What is required |
Each line of the listing that includes the string "characters" is to be identified and copied.

====== Provided entries

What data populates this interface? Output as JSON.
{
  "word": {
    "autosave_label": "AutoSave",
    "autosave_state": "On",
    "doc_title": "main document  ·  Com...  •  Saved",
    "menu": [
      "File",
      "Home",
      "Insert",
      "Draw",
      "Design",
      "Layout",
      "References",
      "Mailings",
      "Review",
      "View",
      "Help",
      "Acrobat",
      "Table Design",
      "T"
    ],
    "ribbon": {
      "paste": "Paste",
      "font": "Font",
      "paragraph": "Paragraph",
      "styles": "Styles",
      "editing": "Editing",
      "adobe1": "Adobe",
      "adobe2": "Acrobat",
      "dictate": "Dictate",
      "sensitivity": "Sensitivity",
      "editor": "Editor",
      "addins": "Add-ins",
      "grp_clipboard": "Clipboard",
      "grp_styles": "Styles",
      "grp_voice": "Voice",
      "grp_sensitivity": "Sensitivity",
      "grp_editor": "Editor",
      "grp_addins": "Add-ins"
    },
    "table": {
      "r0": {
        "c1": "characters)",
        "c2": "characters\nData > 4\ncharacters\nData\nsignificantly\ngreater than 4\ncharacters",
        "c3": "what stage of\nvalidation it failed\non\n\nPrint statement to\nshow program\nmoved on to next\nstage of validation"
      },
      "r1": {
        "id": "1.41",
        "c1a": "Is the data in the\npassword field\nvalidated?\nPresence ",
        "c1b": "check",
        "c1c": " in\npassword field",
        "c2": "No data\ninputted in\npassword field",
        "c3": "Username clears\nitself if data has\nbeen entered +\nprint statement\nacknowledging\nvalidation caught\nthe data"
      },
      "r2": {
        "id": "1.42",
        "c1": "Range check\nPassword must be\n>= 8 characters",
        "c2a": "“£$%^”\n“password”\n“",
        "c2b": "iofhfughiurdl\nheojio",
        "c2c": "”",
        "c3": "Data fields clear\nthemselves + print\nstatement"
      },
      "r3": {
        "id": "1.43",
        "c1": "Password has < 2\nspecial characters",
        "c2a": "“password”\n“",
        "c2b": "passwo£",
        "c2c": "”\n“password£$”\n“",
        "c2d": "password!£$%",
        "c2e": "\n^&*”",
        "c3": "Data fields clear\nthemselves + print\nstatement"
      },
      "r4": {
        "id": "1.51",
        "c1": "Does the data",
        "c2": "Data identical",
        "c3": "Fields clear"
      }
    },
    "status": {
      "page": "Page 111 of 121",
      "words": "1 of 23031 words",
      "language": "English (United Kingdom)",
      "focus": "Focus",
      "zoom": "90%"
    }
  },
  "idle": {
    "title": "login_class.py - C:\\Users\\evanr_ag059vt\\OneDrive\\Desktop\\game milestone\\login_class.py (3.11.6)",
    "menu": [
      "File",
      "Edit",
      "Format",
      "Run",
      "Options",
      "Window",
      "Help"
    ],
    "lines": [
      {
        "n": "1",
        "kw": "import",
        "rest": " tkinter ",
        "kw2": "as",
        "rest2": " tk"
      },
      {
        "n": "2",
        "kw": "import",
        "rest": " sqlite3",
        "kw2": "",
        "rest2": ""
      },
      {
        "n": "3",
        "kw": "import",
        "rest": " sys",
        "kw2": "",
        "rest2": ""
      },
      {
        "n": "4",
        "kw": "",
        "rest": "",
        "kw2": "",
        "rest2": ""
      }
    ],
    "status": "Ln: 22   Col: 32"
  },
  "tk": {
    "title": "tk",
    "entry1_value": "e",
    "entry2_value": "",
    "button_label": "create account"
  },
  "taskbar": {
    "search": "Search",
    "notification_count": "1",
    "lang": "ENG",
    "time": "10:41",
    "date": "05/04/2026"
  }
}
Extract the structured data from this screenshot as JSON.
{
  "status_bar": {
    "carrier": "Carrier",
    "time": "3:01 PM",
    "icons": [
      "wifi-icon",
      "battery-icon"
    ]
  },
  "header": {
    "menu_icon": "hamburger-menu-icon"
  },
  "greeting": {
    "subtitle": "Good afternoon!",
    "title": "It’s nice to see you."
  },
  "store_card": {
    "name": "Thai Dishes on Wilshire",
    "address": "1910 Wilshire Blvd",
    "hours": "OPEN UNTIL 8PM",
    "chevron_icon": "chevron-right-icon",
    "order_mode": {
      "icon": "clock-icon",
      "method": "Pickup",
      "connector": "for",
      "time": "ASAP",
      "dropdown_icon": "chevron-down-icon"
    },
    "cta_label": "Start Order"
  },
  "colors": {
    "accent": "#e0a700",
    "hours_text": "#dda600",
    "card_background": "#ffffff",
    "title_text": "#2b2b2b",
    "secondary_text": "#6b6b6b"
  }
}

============

Output for this task |
        "c1": "characters)",
        "c2": "characters\nData > 4\ncharacters\nData\nsignificantly\ngreater than 4\ncharacters",
        "c1": "Range check\nPassword must be\n>= 8 characters",
        "c1": "Password has < 2\nspecial characters",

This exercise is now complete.